Now access the SEC’s Edgar System for Koss financial statements (at  What percentage of total revenues were the embezzled funds for each of these years?

2. Sachdeva apparently told the FBI that she doctored the company’s bank balance on the books to cover the alleged theft.  Explain a couple of ways that this could have been done through journal entries?

3.  Perform some select financial ratios on the 10-Qs and 10-Ks for the period, based on the journal entry methods you speculated in (2) above.  Does anything look out of line?


Anonymous. (2010). “Koss: Unauthorized Transactions Increased Over Years,” The Business Journal of Milwaukee (Retrievable online at

Kirchen, Rich (2010). “Koss Embezzlement Highest of ’09,” The Business Journal of Miwaukee (Retrievable online at

Rommell, Rick. (2009). “American Express Alerted Koss About Executive’s Spending,” The Milwaukee, Wisconsin Journal Sentinel Online (Retrievable online at

Rommell, Rick. (2009). “Koss Executive Accused of Embezzling More Than $4.5 Million,” The Milwaukee, Wisconsin Journal Sentinel Online (Retrievable online at

Posted by & filed under All Articles, Financial Accounting, Intermediate Accounting.

On January 6, 2010, Walgreen Company, the drugstore giant, announced that it had signed a 10-year contract to outsource its accounting services with Genpact.  Genpact Limited, a spin-off from General Electric in 2005, characterizes itself as a company that has achieved growth from both existing and new clients as companies across industries enacted massive layoffs to trim costs, opening demand for outsourcing companies. In the deal, 500 Walgreen employees will become Genpact employees and Genpact buys the Danville, Illinois accounting facility.  Although details have not been released, about 200 IT employees will be retained and the other 300 jobs will likely be affected over the next six to eighteen months as transitions are made to improve accounting processes.


1. What types of risks do you think that Walgreen Company considered before entering into this arrangement?

 2. Look at Genpact’s most recent 10-Q.  (

(a) Where was Genpact incorporated? 

(b) From reading the 10-Q, do you get a sense of where most of Genpact’s employees are headquartered?

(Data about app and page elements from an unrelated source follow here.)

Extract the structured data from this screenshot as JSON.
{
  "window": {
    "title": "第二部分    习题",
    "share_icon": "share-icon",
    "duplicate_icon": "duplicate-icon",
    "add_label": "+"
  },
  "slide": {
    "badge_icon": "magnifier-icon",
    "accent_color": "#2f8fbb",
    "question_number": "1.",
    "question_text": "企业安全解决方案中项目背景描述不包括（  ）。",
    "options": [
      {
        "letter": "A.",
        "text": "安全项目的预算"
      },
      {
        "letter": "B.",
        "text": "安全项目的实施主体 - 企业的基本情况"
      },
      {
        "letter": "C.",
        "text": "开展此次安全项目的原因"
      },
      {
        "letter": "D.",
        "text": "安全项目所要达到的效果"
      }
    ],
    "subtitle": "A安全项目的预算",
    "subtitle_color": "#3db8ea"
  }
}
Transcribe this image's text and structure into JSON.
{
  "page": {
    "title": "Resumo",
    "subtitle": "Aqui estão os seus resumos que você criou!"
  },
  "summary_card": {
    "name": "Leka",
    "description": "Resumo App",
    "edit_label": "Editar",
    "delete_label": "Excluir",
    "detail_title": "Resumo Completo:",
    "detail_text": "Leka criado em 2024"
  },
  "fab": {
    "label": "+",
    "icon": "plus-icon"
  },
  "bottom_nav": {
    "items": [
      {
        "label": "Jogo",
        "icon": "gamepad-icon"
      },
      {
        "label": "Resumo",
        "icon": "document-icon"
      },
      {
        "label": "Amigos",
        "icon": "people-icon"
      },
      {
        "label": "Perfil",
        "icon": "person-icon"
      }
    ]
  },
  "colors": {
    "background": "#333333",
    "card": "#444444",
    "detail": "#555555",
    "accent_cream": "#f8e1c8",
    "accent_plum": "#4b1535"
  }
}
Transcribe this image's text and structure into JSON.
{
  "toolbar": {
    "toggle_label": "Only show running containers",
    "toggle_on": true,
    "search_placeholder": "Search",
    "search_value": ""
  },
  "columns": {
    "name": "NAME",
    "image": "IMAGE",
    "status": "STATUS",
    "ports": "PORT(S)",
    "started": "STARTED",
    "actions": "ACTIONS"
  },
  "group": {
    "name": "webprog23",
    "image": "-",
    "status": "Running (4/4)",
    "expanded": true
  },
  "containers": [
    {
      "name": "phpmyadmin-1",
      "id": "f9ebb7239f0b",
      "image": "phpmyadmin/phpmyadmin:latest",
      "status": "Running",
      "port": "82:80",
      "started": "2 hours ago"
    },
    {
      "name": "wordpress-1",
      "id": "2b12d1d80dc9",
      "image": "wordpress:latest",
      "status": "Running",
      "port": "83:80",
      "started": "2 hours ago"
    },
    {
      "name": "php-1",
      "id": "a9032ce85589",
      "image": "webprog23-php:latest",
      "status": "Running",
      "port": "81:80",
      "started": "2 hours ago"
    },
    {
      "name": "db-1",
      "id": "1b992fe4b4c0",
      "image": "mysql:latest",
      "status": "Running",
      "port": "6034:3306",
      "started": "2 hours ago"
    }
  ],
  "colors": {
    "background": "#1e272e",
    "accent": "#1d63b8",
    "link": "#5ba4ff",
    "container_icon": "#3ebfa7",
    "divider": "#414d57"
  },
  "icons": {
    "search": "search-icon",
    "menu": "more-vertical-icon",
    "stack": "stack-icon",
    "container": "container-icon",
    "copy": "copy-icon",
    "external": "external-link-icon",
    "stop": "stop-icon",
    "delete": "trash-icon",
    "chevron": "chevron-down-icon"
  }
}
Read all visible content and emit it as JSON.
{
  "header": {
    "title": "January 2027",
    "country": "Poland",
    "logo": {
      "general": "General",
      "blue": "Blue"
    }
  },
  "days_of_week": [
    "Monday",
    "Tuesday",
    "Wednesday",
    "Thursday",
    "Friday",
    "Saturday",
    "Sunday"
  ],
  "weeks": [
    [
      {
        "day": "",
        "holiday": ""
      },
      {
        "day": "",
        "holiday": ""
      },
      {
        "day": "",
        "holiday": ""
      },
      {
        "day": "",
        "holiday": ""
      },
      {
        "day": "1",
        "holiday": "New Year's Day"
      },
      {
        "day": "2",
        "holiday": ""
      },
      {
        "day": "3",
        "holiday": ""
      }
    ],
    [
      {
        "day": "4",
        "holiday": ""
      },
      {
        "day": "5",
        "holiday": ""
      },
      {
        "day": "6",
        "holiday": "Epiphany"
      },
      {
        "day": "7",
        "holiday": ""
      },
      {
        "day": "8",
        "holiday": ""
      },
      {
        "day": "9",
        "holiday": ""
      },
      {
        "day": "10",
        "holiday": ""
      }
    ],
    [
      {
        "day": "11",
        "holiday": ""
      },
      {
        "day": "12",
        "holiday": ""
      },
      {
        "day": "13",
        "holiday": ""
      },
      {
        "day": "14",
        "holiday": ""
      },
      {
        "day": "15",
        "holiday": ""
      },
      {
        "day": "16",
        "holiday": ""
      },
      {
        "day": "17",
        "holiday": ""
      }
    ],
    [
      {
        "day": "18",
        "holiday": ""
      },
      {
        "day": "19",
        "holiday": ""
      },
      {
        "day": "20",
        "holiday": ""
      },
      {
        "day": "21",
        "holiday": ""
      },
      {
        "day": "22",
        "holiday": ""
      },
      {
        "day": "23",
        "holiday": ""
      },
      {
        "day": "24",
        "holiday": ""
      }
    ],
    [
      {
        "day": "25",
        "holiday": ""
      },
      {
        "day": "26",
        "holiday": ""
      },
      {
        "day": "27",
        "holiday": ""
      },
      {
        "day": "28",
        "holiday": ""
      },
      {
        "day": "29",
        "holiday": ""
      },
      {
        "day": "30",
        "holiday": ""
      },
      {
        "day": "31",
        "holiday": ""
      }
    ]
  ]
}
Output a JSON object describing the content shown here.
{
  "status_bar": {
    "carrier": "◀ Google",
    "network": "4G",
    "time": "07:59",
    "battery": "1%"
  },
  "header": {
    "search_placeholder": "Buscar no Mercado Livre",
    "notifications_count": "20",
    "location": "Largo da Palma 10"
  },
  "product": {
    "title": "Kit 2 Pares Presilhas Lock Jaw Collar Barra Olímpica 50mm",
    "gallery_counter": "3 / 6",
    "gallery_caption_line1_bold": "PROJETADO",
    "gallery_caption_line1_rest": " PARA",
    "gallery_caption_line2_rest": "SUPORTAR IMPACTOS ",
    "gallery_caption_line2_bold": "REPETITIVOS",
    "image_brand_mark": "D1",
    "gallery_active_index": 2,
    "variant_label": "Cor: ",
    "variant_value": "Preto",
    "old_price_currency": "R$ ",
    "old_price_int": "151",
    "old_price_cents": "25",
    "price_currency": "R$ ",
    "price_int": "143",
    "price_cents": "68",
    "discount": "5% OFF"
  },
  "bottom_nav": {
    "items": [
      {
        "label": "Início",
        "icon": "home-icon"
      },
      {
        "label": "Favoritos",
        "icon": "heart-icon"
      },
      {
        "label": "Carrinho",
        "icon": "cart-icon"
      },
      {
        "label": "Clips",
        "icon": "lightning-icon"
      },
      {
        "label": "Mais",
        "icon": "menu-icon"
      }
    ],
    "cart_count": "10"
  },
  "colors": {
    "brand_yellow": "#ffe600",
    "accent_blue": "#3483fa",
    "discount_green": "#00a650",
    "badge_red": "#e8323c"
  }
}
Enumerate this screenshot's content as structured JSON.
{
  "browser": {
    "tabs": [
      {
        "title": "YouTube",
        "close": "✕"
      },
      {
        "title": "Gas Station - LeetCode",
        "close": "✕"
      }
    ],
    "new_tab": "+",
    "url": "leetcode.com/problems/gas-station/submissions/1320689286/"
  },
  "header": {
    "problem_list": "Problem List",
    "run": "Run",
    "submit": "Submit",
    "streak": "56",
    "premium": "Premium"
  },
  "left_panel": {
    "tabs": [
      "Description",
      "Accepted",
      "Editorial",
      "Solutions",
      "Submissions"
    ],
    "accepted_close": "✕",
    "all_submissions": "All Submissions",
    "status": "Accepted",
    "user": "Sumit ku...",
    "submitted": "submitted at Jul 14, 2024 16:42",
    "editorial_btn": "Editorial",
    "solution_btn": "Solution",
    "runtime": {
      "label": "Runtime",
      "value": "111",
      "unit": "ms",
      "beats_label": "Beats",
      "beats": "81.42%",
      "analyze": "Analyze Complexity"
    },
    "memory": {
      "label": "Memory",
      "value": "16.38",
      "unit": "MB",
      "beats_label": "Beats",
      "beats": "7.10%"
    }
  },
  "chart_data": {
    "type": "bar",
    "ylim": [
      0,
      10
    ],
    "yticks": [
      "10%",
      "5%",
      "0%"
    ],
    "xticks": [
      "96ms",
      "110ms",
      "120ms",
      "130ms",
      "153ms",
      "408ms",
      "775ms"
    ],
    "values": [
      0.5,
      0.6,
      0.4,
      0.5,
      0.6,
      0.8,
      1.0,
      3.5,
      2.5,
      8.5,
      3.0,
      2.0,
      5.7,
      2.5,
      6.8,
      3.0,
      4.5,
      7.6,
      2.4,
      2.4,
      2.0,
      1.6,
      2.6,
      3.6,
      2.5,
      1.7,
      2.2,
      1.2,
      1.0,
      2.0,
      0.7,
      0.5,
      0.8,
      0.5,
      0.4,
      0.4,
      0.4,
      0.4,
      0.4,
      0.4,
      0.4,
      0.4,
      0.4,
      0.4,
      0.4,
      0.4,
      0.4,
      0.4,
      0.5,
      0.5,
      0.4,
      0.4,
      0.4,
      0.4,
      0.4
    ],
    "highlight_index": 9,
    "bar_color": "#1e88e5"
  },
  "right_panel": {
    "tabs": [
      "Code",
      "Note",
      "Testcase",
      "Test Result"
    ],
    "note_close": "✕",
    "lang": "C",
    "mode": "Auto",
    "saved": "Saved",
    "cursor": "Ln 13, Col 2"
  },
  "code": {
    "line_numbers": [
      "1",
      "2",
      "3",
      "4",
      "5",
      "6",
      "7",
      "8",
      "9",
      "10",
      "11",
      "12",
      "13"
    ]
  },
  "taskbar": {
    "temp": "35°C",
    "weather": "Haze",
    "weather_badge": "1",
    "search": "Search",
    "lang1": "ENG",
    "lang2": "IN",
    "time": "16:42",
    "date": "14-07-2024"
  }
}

3.   Assume that the facility is being purchased through a noncancellable capital lease over the 10-year contract.  If the facility is being purchased for the fair value of $4.5 million at a 6% implicit annual interest rate, with no residual value, an economic life of 10 years, and equal payments due at year-end, what journal entries would Genpact make for year 1?  

4.  Refer to question 3.  What journal entries would Walgreen make regarding the facility capital lease the first year if the cost of the building is $2.8 million, collectibility of lease payments is reasonably predictable, and no important uncertainties surround the amount of costs yet to be incurred by Walgreen?


ET Staff. (2010). “Walgreens, Genpact In 10-year Outsourcing Deal,” The Economic Times (Retrievable online at

Moss, T. (2010). Danville Accounting Facility Sold To International Firm,” The (Retrievable online at